The current study has been designed to assess the mode of action against E. faecalis, and the results presented here are promising and warrant further investigation. Future studies aimed at assessing and producing clinically feasible sources of AgNPs for in vivo studies are necessary to translate these findings into clinical use. The correlation between the production of 𝛽-lactamases and the spread of resistance among isolates of Gram-positive pathogens is very high, forming serious clinical challenges . E. faecalis has the propensity to acquire resistance determinants via horizontal gene transfer, and it has shown the frequent occurrence of antimicrobial resistance, especially to tetracycline and erythromycin . In this context, this is the first study to shed light on the existence of blaTEM and blaCTX−M in a clinical isolate of E. faecalis using primers designed to amplify them in Gram-negative bacteria. Probeing the unusual event based on sequence changes of blaTEM and blaCTX−M in E. faecalis might lead to effective prevention strategies and control horizontal nosocomial transmission of organisms.

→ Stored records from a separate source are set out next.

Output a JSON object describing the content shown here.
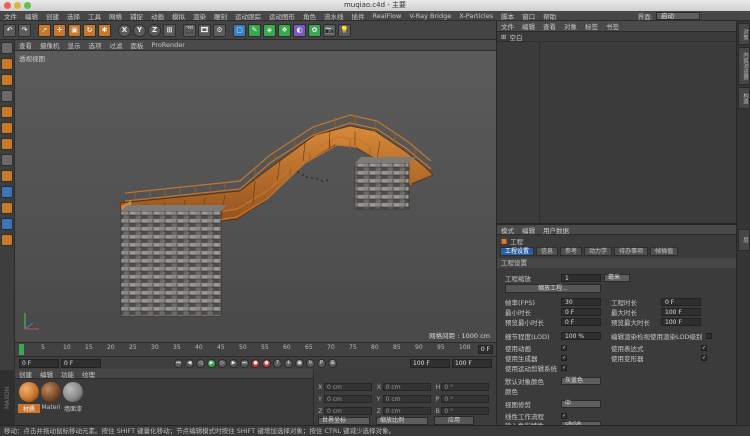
{
  "window": {
    "title": "muqiao.c4d - 主要"
  },
  "menu": [
    "文件",
    "编辑",
    "创建",
    "选择",
    "工具",
    "网格",
    "捕捉",
    "动画",
    "模拟",
    "渲染",
    "雕刻",
    "运动跟踪",
    "运动图形",
    "角色",
    "流水线",
    "插件",
    "RealFlow",
    "V-Ray Bridge",
    "X-Particles",
    "脚本",
    "窗口",
    "帮助"
  ],
  "layout": {
    "label": "界面:",
    "value": "启动"
  },
  "viewport_menu": [
    "查看",
    "摄像机",
    "显示",
    "选项",
    "过滤",
    "面板",
    "ProRender"
  ],
  "viewport": {
    "label": "透视视图",
    "grid_info": "网格间距 : 1000 cm"
  },
  "timeline": {
    "ticks": [
      "0",
      "5",
      "10",
      "15",
      "20",
      "25",
      "30",
      "35",
      "40",
      "45",
      "50",
      "55",
      "60",
      "65",
      "70",
      "75",
      "80",
      "85",
      "90",
      "95",
      "100"
    ],
    "end_label": "0 F"
  },
  "transport": {
    "start": "0 F",
    "current": "0 F",
    "end": "100 F",
    "max": "100 F"
  },
  "material_menu": [
    "创建",
    "编辑",
    "功能",
    "纹理"
  ],
  "materials": [
    {
      "name": "材质",
      "color": "#c9752e"
    },
    {
      "name": "Materi",
      "color": "#7a4a2a"
    },
    {
      "name": "墙面漆",
      "color": "#8a8a8a"
    }
  ],
  "coords": {
    "rows": [
      {
        "a": "X",
        "av": "0 cm",
        "b": "X",
        "bv": "0 cm",
        "c": "H",
        "cv": "0 °"
      },
      {
        "a": "Y",
        "av": "0 cm",
        "b": "Y",
        "bv": "0 cm",
        "c": "P",
        "cv": "0 °"
      },
      {
        "a": "Z",
        "av": "0 cm",
        "b": "Z",
        "bv": "0 cm",
        "c": "B",
        "cv": "0 °"
      }
    ],
    "world": "世界坐标",
    "scale": "缩放比例",
    "apply": "应用"
  },
  "status": "移动：点击并拖动鼠标移动元素。按住 SHIFT 键量化移动；节点编辑模式时按住 SHIFT 键增加选择对象；按住 CTRL 键减少选择对象。",
  "object_menu": [
    "文件",
    "编辑",
    "查看",
    "对象",
    "标签",
    "书签"
  ],
  "object_row": "空白",
  "right_tabs": [
    "对象",
    "内容浏览器",
    "构造",
    "层"
  ],
  "attr": {
    "menu": [
      "模式",
      "编辑",
      "用户数据"
    ],
    "title": "工程",
    "tabs": [
      "工程设置",
      "信息",
      "参考",
      "动力学",
      "待办事项",
      "帧插值"
    ],
    "section": "工程设置",
    "scale_label": "工程缩放",
    "scale_value": "1",
    "scale_unit": "毫米",
    "scale_button": "缩放工程...",
    "fps_label": "帧率(FPS)",
    "fps_value": "30",
    "min_label": "最小时长",
    "min_value": "0 F",
    "preview_min_label": "预览最小时长",
    "preview_min_value": "0 F",
    "length_label": "工程时长",
    "length_value": "0 F",
    "max_label": "最大时长",
    "max_value": "100 F",
    "preview_max_label": "预览最大时长",
    "preview_max_value": "100 F",
    "lod_label": "细节程度(LOD)",
    "lod_value": "100 %",
    "lod_render_label": "编辑渲染检视使用渲染LOD级别",
    "anim_label": "使用动画",
    "gen_label": "使用生成器",
    "motion_label": "使用运动剪辑系统",
    "expr_label": "使用表达式",
    "deform_label": "使用变形器",
    "objcolor_label": "默认对象颜色",
    "objcolor_value": "灰蓝色",
    "color_label": "颜色",
    "viewclip_label": "视图修剪",
    "viewclip_value": "中",
    "linear_label": "线性工作流程",
    "inputcolor_label": "输入色彩特性",
    "inputcolor_value": "sRGB"
  }
}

In this study, the C-FS combination of F. solani and C. aquatica showed synergistic effects for AgNPs synthesis. Optimization studies confirm that pH 9.0 for 72 h in 1 mM of AgNO3 using 1:2 v/v (C-FS:AgNO3) were the best conditions for AgNPs formation. Moreover, the small size of AgNPs and spherical shape suggests that they are stable particles. The different behavior of AgNPs against E. faecalis has been noticed. Protein leakage suggests that AgNPs might disrupt the cell wall and interfere with cellular components of E. faecalis. The chance of acquiring resistance genes in clinical isolates calls for an effective remedy in the control and surveillance of antibiotic resistance. Although the obtained AgNPs show promising antibacterial agents, further research is strongly recommended to investigate the safe usage of AgNPs.